At the same time, the US Justice Department is walking down an ominous path by threatening journalists with prison time when they protect their confidential sources. In San Francisco the US attorney has held journalist Josh Wolf in prison since September 2006. Wolf should be released. For very good reasons, 31 states, including California, have shield laws upholding the rights of journalists to protect the secrecy of their sources and unpublished information. We need a federal shield law as well.

Of course, I believe crimes against police officers should be aggressively prosecuted. But I also believe that federal authorities have an obligation to respect the First Amendment. Free speech rights are critical to the work of journalists, university researchers, organized labor, and all of us in a democracy. The Justice Department should recognize the importance of protecting free speech, not only as constitutional and civil liberties issues but as smart public safety policy.

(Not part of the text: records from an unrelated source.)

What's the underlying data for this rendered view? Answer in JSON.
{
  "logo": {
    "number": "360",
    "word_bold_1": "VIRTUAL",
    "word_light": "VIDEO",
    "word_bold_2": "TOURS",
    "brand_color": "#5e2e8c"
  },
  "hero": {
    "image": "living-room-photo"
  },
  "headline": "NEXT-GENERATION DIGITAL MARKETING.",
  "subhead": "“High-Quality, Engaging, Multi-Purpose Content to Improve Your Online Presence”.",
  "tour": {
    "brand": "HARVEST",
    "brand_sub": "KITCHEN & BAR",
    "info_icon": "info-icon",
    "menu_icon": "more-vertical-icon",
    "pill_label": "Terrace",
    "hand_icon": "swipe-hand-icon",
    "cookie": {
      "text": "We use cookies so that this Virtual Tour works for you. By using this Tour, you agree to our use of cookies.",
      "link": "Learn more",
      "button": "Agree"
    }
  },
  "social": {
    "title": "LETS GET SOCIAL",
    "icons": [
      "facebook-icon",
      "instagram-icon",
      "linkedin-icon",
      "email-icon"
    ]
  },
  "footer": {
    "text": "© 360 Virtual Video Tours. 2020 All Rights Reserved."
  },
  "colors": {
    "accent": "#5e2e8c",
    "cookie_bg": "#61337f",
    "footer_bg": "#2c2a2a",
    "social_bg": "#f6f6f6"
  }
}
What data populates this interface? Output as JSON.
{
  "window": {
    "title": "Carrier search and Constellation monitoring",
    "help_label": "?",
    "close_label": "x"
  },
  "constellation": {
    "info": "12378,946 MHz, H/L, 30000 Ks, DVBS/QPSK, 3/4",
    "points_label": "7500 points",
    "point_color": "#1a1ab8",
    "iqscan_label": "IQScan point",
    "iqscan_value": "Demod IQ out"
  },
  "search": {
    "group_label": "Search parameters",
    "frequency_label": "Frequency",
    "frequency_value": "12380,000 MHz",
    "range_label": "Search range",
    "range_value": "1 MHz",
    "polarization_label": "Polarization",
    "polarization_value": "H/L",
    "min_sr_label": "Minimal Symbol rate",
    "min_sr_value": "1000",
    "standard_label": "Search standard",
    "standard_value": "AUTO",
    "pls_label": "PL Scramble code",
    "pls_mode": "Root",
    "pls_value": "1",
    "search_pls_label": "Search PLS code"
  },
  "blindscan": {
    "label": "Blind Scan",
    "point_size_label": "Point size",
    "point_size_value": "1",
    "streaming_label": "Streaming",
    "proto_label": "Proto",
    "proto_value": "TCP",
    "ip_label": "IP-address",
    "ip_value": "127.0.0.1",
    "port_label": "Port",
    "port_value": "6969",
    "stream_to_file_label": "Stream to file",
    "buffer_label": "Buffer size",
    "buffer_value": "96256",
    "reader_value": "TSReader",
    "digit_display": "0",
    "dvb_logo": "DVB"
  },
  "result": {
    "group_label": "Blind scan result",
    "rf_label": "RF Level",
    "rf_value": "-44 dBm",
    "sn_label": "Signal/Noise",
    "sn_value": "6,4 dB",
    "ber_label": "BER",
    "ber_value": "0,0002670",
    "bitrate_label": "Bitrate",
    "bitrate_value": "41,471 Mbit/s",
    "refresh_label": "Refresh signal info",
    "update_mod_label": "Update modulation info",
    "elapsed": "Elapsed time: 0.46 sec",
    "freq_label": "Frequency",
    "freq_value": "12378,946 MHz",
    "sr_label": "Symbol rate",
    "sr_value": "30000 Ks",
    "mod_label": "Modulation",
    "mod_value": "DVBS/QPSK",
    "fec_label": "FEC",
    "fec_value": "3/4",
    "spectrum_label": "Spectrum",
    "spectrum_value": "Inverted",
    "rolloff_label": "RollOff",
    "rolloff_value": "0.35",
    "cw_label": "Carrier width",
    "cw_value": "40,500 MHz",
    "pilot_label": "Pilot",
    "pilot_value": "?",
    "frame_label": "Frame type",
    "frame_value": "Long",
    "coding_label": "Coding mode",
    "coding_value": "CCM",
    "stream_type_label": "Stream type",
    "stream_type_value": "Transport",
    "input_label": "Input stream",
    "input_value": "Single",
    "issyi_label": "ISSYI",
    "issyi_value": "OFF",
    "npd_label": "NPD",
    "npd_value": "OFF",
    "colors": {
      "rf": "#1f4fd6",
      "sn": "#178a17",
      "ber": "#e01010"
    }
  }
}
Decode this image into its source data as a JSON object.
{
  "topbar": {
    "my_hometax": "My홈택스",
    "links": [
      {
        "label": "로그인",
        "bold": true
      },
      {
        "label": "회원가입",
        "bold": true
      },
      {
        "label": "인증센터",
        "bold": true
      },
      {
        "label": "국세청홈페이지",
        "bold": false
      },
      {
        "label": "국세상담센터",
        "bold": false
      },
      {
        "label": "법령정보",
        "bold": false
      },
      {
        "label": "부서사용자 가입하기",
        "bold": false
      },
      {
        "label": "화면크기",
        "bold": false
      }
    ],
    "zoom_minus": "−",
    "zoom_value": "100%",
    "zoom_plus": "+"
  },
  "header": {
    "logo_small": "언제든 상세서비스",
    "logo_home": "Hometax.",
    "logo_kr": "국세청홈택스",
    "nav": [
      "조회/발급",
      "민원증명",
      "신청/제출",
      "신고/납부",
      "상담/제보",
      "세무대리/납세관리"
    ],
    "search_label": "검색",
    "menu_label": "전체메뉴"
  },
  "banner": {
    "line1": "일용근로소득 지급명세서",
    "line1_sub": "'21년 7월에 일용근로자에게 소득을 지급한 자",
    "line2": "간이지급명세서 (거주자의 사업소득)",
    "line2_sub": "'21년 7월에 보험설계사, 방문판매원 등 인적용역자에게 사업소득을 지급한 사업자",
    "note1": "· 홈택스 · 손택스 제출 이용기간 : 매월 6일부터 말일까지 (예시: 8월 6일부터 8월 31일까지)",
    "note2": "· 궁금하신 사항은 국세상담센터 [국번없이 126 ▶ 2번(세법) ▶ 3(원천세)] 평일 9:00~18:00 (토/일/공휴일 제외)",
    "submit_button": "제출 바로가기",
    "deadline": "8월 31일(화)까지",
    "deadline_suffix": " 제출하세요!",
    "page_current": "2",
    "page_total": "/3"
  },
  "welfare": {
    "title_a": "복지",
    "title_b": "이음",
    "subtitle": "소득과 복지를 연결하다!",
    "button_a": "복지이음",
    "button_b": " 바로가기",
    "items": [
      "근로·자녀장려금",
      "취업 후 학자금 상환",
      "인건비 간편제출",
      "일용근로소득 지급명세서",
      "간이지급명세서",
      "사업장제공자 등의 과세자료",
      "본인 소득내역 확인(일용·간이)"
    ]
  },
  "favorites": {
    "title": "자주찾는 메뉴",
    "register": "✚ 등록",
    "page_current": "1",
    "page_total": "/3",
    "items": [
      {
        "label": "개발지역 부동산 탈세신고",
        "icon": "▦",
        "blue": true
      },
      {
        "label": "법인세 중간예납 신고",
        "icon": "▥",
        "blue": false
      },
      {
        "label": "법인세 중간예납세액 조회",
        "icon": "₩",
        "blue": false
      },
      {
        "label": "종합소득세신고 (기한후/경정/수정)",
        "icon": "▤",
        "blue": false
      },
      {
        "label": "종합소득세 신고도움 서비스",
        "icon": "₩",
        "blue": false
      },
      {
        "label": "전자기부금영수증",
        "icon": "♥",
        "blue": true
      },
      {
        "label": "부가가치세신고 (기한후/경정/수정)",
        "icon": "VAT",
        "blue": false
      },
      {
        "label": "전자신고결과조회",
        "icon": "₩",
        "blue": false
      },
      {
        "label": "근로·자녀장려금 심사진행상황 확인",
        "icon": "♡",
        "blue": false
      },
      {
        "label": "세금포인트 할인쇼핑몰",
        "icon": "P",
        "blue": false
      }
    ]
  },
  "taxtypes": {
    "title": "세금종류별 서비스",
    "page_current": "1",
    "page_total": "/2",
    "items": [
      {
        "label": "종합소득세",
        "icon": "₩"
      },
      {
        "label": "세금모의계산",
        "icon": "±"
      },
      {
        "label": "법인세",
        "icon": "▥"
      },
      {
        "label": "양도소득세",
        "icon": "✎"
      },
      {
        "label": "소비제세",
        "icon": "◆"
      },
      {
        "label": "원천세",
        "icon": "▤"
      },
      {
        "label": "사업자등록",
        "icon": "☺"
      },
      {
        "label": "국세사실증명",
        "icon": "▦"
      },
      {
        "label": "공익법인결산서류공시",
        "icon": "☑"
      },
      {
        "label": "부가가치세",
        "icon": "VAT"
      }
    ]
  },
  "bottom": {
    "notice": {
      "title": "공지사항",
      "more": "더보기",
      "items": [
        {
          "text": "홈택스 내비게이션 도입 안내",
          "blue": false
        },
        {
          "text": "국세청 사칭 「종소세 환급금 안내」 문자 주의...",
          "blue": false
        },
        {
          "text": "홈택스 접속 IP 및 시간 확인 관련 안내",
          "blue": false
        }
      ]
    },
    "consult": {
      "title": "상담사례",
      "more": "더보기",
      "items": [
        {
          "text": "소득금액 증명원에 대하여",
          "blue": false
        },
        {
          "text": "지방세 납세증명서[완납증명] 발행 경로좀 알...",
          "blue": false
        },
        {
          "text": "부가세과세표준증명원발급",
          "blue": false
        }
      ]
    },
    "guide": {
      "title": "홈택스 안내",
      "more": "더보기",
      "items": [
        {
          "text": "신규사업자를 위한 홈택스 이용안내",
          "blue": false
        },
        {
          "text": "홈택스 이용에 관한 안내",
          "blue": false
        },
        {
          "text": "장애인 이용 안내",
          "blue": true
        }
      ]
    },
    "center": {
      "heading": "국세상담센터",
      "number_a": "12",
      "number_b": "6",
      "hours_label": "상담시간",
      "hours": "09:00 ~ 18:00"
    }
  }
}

Journalists play a key role in connecting us to individuals with information about crimes, and threatening the confidentiality of their sources has a chilling effect. If sources fear their confidentiality will not be protected, they will be less likely to come forward to journalists with information that could expose corruption or assist us in solving violent crimes.

Cities across the country are grappling with serious gang violence. Precious resources should be focused on addressing violence, gun crime, and major white-collar crime, not wasted on prosecuting journalists and conducting immigration raids that sweep up innocent residents, actions that hinder our efforts to build trusting relationships with vulnerable, victimized communities and keep the public safe. *

Kamala Harris

Kamala Harris is the San Francisco district attorney.